[Excerpts from an interface dataset]
——————————

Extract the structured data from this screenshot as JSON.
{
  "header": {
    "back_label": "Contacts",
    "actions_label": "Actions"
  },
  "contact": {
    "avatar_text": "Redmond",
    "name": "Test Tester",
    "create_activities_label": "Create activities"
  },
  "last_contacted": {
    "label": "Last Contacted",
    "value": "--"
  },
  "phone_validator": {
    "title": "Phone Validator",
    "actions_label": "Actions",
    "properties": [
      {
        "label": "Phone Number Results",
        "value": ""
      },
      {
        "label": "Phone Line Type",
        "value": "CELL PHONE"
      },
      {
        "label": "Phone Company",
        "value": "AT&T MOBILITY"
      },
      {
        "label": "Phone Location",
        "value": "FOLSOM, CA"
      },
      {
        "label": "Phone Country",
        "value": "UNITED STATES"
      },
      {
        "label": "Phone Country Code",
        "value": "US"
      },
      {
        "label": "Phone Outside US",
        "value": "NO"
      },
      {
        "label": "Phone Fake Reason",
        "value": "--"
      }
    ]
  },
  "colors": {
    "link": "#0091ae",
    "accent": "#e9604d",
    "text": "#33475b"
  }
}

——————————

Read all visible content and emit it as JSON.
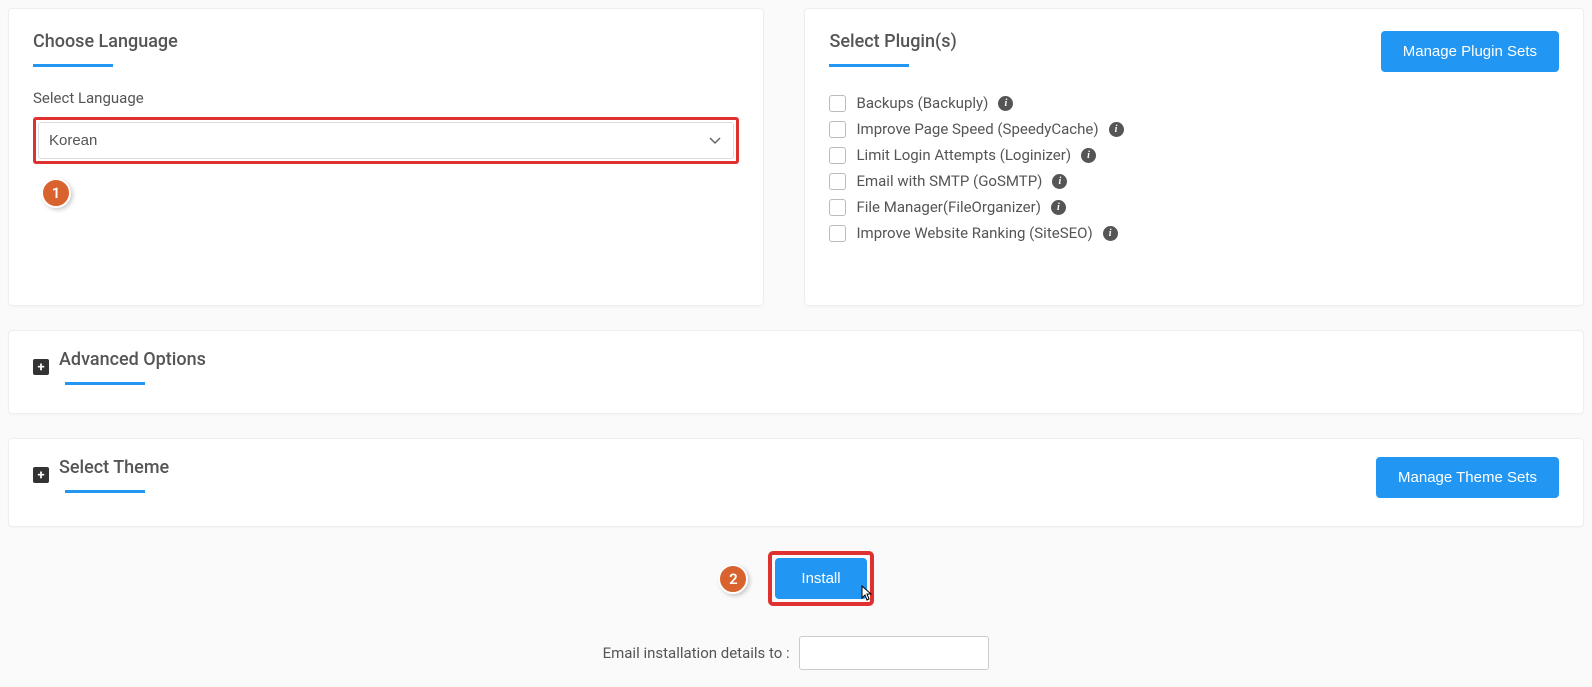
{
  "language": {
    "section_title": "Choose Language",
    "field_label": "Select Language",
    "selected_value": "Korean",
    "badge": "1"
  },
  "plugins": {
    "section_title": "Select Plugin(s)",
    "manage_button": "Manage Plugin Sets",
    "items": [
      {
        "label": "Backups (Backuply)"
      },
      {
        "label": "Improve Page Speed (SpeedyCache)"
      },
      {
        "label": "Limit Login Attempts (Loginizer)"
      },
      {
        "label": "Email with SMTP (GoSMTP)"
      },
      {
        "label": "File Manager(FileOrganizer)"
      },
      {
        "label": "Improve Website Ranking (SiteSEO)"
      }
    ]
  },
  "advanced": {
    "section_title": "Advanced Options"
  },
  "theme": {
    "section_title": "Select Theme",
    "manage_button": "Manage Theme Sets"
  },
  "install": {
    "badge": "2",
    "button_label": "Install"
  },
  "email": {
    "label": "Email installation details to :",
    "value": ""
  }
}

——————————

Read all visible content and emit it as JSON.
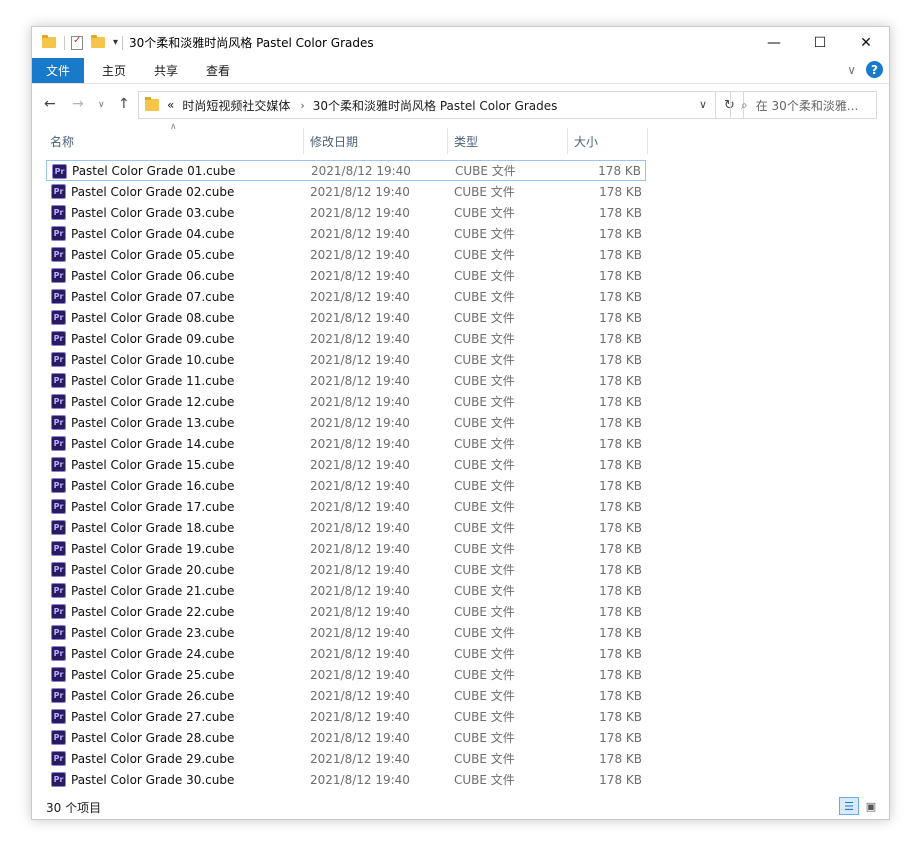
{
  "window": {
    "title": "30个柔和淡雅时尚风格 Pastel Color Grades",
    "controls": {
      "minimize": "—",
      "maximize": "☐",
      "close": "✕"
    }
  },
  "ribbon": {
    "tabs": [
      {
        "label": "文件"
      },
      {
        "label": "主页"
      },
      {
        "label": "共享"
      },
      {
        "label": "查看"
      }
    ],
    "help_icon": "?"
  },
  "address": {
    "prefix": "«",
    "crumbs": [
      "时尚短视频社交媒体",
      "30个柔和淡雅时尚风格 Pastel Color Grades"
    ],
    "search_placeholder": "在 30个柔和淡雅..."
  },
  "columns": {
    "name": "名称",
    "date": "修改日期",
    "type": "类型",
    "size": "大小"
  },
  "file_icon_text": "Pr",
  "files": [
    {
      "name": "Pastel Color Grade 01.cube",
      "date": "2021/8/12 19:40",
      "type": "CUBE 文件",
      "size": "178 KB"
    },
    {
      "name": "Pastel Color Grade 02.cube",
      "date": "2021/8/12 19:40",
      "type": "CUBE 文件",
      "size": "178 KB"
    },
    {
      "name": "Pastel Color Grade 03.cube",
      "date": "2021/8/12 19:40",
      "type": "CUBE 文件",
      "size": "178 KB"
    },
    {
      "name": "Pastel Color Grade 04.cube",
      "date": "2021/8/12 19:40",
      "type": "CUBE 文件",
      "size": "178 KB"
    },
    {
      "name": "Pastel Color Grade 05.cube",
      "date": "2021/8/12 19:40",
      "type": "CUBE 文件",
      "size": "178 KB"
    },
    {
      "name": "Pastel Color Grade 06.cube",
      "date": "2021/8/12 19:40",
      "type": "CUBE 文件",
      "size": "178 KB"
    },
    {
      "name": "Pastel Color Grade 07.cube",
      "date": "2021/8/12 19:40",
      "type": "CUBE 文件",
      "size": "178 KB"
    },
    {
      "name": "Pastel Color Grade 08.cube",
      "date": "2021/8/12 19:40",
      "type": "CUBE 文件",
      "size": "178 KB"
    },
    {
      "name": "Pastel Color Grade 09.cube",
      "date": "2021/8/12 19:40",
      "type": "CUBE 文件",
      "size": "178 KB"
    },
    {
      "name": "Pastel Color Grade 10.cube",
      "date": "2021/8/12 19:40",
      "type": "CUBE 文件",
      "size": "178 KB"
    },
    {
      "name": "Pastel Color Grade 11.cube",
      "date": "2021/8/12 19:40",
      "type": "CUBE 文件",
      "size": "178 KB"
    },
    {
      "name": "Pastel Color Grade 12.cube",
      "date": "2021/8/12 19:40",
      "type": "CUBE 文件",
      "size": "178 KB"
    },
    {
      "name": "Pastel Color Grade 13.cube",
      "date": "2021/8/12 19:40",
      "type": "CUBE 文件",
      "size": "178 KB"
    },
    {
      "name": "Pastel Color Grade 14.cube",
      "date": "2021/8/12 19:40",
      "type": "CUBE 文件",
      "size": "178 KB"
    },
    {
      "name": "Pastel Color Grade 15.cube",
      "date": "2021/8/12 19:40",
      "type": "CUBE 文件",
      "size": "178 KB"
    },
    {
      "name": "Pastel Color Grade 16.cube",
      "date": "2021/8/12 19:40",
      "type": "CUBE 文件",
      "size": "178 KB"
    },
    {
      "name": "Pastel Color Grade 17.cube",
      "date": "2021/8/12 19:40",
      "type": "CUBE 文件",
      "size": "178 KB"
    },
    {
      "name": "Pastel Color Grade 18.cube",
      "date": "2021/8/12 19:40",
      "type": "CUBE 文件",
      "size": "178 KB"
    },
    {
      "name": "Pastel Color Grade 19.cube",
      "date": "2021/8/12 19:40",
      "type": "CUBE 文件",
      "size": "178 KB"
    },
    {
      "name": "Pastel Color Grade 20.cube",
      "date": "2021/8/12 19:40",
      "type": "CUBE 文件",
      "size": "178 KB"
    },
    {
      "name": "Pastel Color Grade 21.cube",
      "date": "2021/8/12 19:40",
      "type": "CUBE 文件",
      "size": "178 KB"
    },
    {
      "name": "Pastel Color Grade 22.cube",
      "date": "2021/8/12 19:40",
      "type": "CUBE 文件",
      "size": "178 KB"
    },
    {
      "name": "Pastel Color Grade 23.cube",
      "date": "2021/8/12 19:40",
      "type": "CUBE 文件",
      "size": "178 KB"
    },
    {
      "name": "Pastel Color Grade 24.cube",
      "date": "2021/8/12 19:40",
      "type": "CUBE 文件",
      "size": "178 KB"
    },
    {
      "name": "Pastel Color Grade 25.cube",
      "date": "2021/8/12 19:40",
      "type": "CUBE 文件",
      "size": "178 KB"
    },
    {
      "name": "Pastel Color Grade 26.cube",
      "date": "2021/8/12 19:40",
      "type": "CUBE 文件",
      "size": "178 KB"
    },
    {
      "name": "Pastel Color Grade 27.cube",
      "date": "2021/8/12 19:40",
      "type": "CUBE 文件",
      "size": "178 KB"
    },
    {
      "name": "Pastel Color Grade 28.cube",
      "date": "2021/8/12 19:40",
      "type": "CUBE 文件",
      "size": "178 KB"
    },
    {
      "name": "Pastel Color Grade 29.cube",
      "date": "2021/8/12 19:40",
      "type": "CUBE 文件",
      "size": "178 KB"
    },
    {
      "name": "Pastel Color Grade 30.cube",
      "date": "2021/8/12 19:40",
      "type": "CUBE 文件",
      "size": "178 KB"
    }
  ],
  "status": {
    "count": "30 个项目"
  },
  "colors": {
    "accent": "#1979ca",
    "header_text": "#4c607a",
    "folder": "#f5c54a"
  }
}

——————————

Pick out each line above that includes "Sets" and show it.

Result of this exercise:
    "manage_button": "Manage Plugin Sets",
    "manage_button": "Manage Theme Sets"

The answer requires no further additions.